True lamington worshipper channels his love
BELOVED staple of CWAs across the nation and consumed at a rate of more than eight million a week, the lamington's iconic Aussie status is beyond doubt.
Now one true lamington worshipper has channelled his love of the humble chocolate-coconut sponge into an academic adventure through reams of documents a century-old.
Maurice French, Emeritus Professor of History at the University of Southern Queensland, has written a book called The Lamington Enigma.
Professor French spent two years attempting to resolve a long-running stoush over the exact origins of the scoffable treat.
Lord Lamington was the eighth Governor of Queensland, who served from 1896 to 1901, but it wasn't the Lord himself who came up with the idea of course, but one of his tireless kitchen staff.
Lamington's French-born head chef Armand Galland is most frequently cited as its creator, but there are others in the mix as well.
Whoever it was it seems they were under pressure by the boss to feed some unexpected guests but were all out of the usual treats.
Aristocrats, it seems, were pioneers of the sweet tooth.
When some leftover sponge cake was hastily dipped in chocolate sauce and sprinkled with coconut, it was a hit with the gents and ladies.
A new chapter in Aussie culinary history had begun - despite it probably being penned by Frenchman.
But the bigger debate over the Lamington's colourful history is the exact location of the invention.

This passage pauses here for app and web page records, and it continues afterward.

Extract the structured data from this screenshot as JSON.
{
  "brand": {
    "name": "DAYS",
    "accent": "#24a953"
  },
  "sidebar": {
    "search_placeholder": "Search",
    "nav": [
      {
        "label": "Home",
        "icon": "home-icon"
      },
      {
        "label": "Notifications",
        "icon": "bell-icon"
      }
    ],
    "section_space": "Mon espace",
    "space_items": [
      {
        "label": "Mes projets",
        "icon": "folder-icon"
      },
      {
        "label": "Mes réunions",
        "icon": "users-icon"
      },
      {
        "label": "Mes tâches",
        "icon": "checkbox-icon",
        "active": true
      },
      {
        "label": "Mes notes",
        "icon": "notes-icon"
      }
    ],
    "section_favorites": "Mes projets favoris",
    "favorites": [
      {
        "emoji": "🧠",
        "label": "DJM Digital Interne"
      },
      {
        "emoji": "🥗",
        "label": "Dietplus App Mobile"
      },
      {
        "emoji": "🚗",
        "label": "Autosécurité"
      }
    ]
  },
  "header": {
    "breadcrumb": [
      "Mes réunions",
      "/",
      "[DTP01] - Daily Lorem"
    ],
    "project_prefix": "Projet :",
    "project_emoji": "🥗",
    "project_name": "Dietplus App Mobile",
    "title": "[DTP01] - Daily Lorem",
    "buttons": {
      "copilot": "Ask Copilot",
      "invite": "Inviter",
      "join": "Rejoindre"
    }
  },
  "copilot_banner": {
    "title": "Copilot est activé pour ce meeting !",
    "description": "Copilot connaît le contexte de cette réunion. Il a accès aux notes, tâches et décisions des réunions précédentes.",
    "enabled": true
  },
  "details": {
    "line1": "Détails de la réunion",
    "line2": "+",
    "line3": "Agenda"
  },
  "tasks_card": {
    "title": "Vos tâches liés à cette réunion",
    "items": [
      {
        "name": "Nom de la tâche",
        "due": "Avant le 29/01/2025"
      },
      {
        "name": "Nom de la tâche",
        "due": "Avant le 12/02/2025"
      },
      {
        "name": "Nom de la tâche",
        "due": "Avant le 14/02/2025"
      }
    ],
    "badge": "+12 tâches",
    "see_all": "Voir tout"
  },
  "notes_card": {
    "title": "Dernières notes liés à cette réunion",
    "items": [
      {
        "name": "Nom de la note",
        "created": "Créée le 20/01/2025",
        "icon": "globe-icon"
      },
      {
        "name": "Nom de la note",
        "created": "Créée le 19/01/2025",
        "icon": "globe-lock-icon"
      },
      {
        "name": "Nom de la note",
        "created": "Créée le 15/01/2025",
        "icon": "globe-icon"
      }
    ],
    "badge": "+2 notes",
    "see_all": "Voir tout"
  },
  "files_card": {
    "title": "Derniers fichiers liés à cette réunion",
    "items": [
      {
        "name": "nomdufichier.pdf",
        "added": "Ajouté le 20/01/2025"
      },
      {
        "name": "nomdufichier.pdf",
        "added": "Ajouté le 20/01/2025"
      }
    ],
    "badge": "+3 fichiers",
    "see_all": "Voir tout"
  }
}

Like any good aristocrat, the good Governor had several homes.
In his book Professor French attempts to weigh up two main competing claims between Brisbane and Toowoomba, as well as other left-field origin stories emanating from Ipswich and, weirdly, from New Zealand.
While there is still debate in historical circles, Toowoomba has long been committed to its story, with plans to build a Big Lamington.